== GOAL OF THE EXERCISE ==
Pull each line containing "remark" out of the listing below.

== DATASET ENTRIES ==
========================
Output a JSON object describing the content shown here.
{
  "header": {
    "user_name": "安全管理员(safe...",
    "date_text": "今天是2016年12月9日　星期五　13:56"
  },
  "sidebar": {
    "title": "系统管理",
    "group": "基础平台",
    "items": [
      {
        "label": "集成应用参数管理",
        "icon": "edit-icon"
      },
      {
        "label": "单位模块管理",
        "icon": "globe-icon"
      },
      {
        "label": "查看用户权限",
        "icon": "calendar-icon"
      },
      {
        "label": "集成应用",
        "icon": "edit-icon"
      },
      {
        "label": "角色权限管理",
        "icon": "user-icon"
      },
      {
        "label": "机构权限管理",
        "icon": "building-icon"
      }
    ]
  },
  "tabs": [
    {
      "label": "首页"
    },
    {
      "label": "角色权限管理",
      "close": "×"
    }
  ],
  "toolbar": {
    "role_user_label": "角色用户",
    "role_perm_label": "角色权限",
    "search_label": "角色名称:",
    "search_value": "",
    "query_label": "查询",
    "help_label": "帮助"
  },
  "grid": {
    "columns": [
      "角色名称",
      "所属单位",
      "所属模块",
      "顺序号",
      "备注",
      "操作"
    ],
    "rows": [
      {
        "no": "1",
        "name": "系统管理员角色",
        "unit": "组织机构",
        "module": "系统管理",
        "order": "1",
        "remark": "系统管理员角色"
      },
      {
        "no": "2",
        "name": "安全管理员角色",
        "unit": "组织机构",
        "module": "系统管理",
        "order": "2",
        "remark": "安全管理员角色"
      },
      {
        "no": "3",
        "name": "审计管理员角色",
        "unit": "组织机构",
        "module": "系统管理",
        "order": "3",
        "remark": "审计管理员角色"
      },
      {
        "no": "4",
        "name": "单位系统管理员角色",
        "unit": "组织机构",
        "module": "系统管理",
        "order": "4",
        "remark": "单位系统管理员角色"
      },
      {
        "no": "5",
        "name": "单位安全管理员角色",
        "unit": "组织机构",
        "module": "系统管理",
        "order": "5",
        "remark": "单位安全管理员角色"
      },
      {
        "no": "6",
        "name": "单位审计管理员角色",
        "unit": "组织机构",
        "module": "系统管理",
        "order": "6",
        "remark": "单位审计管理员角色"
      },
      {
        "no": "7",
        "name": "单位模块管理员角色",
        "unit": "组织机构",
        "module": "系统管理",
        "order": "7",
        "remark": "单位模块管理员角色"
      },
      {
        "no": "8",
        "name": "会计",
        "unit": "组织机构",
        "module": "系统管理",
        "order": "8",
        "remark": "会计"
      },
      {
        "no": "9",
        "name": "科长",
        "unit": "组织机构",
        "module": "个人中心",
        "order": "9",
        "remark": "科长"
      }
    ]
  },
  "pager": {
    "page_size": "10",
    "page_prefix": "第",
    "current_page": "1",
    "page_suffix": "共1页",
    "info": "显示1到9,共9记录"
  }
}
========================
== RESPONSE TO THE TASK ==
        "remark": "系统管理员角色"
        "remark": "安全管理员角色"
        "remark": "审计管理员角色"
        "remark": "单位系统管理员角色"
        "remark": "单位安全管理员角色"
        "remark": "单位审计管理员角色"
        "remark": "单位模块管理员角色"
        "remark": "会计"
        "remark": "科长"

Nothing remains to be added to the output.